— Brief —
When the word "icon" shows up in a line of the data below, copy that whole line.

— Material shown —
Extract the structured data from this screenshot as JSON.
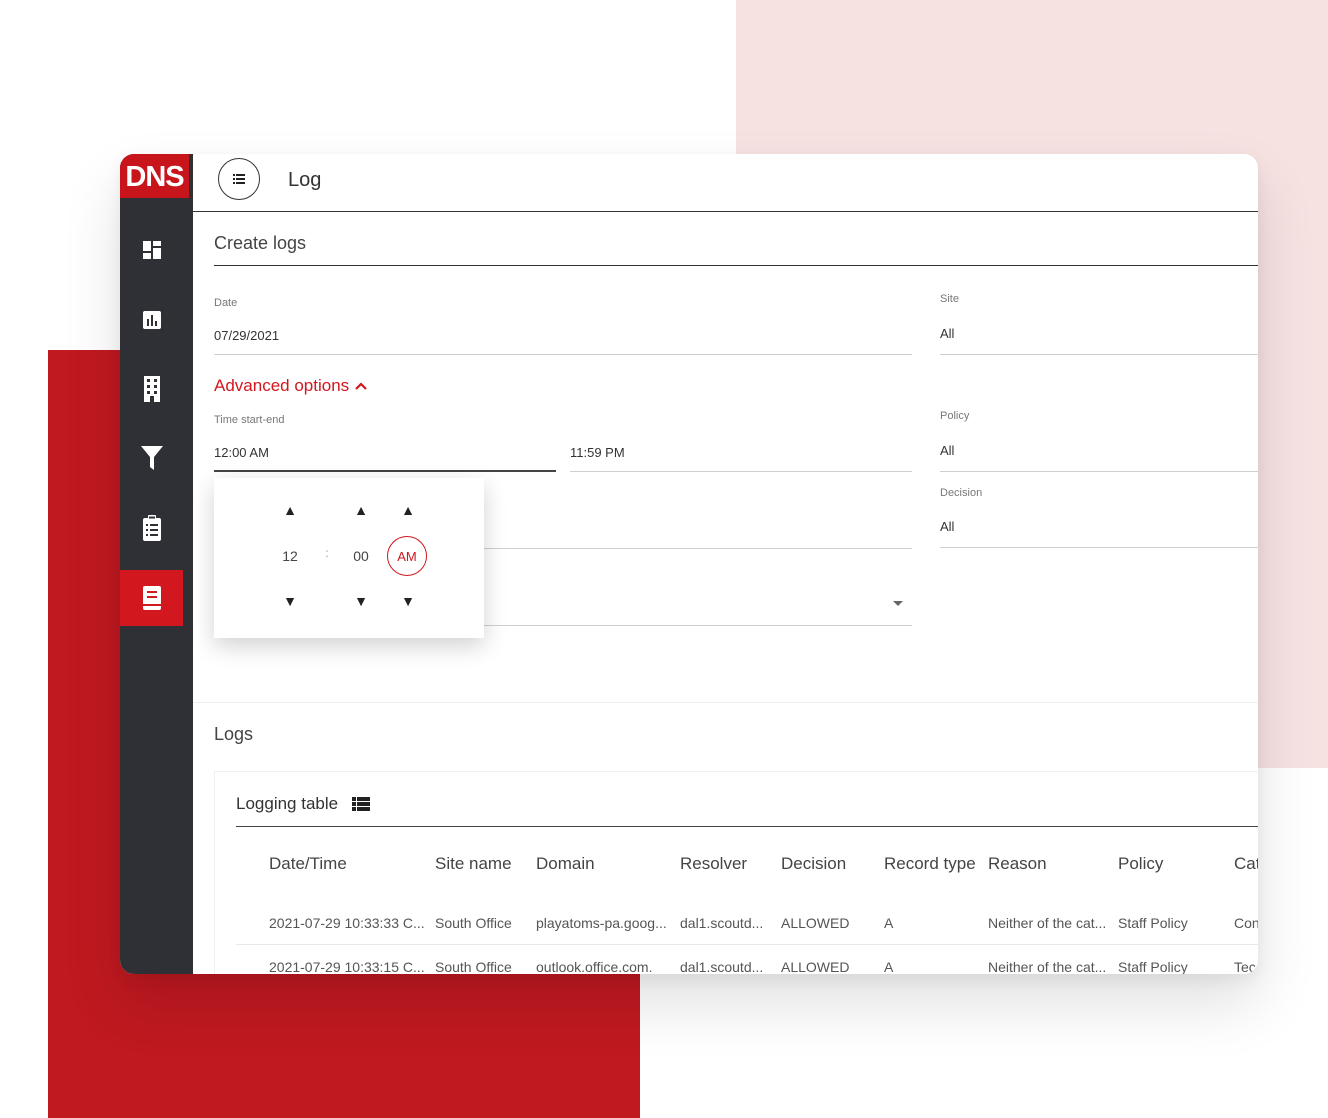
{
  "logo": {
    "text": "DNS"
  },
  "sidebar": {
    "items": [
      {
        "icon": "dashboard-icon"
      },
      {
        "icon": "chart-icon"
      },
      {
        "icon": "building-icon"
      },
      {
        "icon": "filter-icon"
      },
      {
        "icon": "clipboard-list-icon"
      },
      {
        "icon": "book-icon",
        "active": true
      }
    ]
  },
  "header": {
    "title": "Log"
  },
  "create": {
    "title": "Create logs",
    "date_label": "Date",
    "date_value": "07/29/2021",
    "site_label": "Site",
    "site_value": "All",
    "advanced_label": "Advanced options",
    "time_label": "Time start-end",
    "time_start": "12:00 AM",
    "time_end": "11:59 PM",
    "policy_label": "Policy",
    "policy_value": "All",
    "decision_label": "Decision",
    "decision_value": "All"
  },
  "time_picker": {
    "hour": "12",
    "separator": ":",
    "minute": "00",
    "period": "AM",
    "up_symbol": "▲",
    "down_symbol": "▼"
  },
  "logs": {
    "title": "Logs",
    "table_title": "Logging table",
    "columns": [
      "Date/Time",
      "Site name",
      "Domain",
      "Resolver",
      "Decision",
      "Record type",
      "Reason",
      "Policy",
      "Cat"
    ],
    "rows": [
      [
        "2021-07-29 10:33:33 C...",
        "South Office",
        "playatoms-pa.goog...",
        "dal1.scoutd...",
        "ALLOWED",
        "A",
        "Neither of the cat...",
        "Staff Policy",
        "Con"
      ],
      [
        "2021-07-29 10:33:15 C...",
        "South Office",
        "outlook.office.com.",
        "dal1.scoutd...",
        "ALLOWED",
        "A",
        "Neither of the cat...",
        "Staff Policy",
        "Tec"
      ]
    ]
  },
  "colors": {
    "accent": "#d2171e",
    "sidebar": "#2f3035",
    "pink_bg": "#f7e2e2",
    "red_bg": "#c01920"
  }
}
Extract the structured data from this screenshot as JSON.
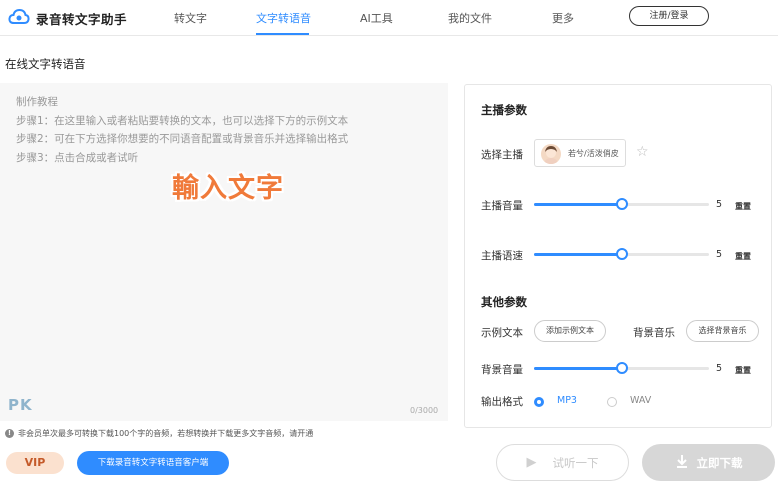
{
  "app": {
    "title": "录音转文字助手"
  },
  "nav": {
    "items": [
      {
        "label": "转文字"
      },
      {
        "label": "文字转语音"
      },
      {
        "label": "AI工具"
      },
      {
        "label": "我的文件"
      },
      {
        "label": "更多"
      }
    ],
    "active_index": 1,
    "login_label": "注册/登录"
  },
  "page": {
    "title": "在线文字转语音"
  },
  "editor": {
    "lines": [
      "制作教程",
      "步骤1：在这里输入或者粘贴要转换的文本，也可以选择下方的示例文本",
      "步骤2：可在下方选择你想要的不同语音配置或背景音乐并选择输出格式",
      "步骤3：点击合成或者试听"
    ],
    "overlay_text": "輸入文字",
    "watermark": "PK",
    "counter": "0/3000"
  },
  "panel": {
    "anchor_section_title": "主播参数",
    "select_anchor_label": "选择主播",
    "anchor_name": "若兮/活泼俏皮",
    "volume_label": "主播音量",
    "volume_value": "5",
    "volume_level": 0.5,
    "speed_label": "主播语速",
    "speed_value": "5",
    "speed_level": 0.5,
    "reset_label": "重置",
    "other_section_title": "其他参数",
    "sample_text_label": "示例文本",
    "add_sample_button": "添加示例文本",
    "bg_music_label": "背景音乐",
    "choose_bg_button": "选择背景音乐",
    "bg_volume_label": "背景音量",
    "bg_volume_value": "5",
    "bg_volume_level": 0.5,
    "format_label": "输出格式",
    "formats": [
      {
        "label": "MP3",
        "selected": true
      },
      {
        "label": "WAV",
        "selected": false
      }
    ]
  },
  "footer": {
    "notice": "非会员单次最多可转换下载100个字的音频，若想转换并下载更多文字音频，请开通",
    "vip_label": "VIP",
    "download_client_label": "下载录音转文字转语音客户端",
    "try_listen_label": "试听一下",
    "download_now_label": "立即下载"
  },
  "colors": {
    "accent": "#2f8cff",
    "overlay": "#f07a3a"
  }
}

— Answer below —
        "icon": "dashboard-icon"
        "icon": "chart-icon"
        "icon": "building-icon"
        "icon": "filter-icon"
        "icon": "clipboard-list-icon"
        "icon": "book-icon",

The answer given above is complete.